-- Listed entries --
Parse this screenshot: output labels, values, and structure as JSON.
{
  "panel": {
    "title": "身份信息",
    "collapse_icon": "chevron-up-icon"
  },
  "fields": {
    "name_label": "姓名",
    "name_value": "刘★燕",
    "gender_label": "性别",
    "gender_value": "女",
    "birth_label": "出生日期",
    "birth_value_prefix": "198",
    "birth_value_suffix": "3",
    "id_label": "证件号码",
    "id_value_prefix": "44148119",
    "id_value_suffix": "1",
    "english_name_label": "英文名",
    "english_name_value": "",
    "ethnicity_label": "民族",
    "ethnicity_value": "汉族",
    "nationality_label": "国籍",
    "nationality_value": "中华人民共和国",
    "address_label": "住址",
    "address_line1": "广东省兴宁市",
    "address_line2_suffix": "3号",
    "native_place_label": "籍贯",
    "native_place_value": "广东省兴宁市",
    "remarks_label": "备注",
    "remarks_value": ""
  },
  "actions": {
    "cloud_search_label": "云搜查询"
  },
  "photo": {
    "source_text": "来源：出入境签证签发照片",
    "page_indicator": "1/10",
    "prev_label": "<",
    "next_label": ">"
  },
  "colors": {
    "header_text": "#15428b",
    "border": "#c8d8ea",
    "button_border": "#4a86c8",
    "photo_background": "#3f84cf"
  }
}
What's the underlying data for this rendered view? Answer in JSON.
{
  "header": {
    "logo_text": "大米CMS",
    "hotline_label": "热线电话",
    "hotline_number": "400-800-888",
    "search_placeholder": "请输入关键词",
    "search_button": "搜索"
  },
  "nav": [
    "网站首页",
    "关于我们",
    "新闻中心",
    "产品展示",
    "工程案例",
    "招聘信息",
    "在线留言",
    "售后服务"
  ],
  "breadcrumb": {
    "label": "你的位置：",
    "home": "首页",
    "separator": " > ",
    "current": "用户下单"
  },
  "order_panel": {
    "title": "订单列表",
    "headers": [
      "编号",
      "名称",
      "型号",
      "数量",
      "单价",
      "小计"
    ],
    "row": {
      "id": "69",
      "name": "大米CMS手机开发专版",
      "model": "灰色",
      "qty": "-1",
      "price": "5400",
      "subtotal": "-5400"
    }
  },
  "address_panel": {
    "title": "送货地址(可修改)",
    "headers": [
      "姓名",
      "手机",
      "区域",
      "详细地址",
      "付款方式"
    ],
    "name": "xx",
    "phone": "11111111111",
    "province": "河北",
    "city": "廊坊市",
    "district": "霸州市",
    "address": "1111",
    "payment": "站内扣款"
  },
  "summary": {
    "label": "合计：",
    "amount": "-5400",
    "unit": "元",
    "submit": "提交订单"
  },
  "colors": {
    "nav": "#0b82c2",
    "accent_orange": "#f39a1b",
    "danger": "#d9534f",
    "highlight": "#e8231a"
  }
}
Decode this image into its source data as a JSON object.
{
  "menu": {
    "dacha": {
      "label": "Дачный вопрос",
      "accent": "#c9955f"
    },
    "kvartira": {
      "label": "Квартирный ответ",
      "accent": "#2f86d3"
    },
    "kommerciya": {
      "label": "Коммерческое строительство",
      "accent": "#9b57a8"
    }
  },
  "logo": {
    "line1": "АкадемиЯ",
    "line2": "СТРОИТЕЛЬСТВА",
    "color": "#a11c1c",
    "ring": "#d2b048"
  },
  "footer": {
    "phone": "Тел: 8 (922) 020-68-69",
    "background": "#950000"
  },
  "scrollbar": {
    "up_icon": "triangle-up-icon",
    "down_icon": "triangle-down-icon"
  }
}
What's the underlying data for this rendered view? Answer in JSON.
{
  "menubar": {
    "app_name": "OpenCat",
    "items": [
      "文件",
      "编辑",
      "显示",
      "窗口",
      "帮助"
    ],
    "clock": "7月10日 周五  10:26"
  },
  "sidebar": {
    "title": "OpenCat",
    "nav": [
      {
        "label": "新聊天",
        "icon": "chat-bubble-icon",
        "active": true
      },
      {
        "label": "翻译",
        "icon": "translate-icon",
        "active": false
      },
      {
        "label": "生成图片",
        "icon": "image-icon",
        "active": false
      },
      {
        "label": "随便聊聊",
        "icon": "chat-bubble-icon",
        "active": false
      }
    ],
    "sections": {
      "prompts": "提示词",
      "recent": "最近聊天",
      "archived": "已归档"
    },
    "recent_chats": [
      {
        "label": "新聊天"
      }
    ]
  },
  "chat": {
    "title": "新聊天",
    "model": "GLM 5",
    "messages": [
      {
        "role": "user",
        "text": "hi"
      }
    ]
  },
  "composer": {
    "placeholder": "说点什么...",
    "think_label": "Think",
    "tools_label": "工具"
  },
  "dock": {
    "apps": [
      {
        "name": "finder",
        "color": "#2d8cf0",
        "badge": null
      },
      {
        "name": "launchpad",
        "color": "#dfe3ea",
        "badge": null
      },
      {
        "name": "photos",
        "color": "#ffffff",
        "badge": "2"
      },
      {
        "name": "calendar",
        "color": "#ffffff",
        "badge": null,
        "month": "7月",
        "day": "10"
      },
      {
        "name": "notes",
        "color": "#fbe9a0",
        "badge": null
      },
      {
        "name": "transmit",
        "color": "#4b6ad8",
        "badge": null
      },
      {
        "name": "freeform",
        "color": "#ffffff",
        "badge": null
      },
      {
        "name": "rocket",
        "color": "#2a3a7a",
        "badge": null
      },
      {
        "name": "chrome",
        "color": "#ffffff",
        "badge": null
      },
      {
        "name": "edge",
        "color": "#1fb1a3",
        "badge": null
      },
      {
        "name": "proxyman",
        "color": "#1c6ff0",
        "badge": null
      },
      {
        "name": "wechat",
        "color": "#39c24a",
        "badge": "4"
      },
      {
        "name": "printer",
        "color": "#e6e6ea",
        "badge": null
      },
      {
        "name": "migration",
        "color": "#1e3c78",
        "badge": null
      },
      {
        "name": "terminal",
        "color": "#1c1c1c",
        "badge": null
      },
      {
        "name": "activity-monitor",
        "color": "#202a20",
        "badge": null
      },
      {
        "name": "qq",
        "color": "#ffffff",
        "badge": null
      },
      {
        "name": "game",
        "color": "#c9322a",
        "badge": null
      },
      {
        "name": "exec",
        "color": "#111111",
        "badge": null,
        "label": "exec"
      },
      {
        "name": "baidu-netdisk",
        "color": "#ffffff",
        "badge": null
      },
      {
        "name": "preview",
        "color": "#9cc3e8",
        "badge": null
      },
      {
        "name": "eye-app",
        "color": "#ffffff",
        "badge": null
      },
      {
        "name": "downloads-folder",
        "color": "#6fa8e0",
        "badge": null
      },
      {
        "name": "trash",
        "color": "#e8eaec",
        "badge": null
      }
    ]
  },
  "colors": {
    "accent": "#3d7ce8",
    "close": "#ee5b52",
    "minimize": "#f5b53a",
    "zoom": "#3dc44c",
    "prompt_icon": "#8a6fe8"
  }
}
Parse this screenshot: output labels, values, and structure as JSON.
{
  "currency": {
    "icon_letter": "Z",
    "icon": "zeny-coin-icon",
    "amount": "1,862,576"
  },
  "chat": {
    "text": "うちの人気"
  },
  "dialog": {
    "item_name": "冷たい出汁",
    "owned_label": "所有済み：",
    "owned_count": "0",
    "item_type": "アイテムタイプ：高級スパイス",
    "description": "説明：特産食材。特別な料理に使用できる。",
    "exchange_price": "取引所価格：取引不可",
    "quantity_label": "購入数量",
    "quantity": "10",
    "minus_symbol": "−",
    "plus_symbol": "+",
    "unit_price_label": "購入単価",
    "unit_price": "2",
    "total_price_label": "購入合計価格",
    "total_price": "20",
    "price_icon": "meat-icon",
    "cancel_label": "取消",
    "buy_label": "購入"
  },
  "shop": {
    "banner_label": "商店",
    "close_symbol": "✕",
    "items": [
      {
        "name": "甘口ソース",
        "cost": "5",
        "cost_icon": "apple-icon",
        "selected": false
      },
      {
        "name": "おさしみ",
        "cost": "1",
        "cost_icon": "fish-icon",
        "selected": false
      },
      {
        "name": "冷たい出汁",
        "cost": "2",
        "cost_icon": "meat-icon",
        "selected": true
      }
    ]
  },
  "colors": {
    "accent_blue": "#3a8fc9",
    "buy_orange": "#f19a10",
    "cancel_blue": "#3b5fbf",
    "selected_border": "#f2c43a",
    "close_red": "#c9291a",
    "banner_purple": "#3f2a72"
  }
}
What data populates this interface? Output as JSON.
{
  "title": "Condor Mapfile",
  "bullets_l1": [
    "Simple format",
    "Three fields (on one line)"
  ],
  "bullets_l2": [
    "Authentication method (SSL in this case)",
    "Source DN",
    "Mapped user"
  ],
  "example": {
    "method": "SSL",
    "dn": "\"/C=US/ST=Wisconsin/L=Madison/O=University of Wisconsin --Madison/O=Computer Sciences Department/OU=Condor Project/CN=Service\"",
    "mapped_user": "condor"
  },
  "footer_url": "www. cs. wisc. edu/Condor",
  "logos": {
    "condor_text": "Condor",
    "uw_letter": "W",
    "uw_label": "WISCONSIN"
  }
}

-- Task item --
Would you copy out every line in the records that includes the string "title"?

-- Solution to the exercise --
    "title": "身份信息",
    "title": "订单列表",
    "title": "送货地址(可修改)",
    "title": "OpenCat",
    "title": "新聊天",
  "title": "Condor Mapfile",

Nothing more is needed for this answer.